STUDY MATERIAL —

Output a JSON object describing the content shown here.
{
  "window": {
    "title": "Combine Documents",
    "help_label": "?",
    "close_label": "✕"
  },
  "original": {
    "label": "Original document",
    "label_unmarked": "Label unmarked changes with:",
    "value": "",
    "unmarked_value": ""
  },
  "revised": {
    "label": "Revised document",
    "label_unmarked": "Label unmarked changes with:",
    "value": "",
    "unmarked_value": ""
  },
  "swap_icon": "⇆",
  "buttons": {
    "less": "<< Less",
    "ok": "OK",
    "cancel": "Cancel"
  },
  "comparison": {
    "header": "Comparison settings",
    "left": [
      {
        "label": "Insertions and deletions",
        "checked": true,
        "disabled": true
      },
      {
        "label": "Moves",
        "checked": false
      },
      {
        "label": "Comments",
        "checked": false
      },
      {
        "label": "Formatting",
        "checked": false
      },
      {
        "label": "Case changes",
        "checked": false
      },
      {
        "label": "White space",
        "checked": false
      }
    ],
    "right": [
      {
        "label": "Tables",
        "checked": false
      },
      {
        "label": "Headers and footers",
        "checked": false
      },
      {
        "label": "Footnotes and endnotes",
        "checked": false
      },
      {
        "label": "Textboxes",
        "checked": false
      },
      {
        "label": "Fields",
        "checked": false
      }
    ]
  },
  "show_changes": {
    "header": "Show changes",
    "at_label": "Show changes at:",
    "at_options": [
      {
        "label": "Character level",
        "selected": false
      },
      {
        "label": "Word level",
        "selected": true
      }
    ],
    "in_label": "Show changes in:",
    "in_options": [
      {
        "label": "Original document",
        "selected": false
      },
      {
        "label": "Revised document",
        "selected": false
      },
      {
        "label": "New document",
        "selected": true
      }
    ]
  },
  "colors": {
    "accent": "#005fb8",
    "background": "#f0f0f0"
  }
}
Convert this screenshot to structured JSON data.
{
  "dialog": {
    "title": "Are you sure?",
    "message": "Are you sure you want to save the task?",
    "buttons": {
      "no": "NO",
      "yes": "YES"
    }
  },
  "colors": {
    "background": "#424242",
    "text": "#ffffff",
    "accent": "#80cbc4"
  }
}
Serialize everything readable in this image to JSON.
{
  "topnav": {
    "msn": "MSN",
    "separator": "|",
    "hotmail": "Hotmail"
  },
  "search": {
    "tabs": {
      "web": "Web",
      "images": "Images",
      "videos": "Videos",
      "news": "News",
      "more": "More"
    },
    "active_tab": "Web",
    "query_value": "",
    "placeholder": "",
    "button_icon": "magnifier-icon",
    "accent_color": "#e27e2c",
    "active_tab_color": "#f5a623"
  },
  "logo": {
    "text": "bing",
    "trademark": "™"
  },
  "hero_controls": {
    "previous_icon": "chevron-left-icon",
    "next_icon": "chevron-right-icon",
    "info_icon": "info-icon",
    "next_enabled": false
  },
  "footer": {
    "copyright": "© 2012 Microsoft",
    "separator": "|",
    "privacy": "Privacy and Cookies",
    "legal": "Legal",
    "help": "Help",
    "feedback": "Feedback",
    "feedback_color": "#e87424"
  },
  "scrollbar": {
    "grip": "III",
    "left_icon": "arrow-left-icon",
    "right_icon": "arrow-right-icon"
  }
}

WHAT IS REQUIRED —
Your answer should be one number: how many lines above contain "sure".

OUTPUT OF THE EXERCISE —
2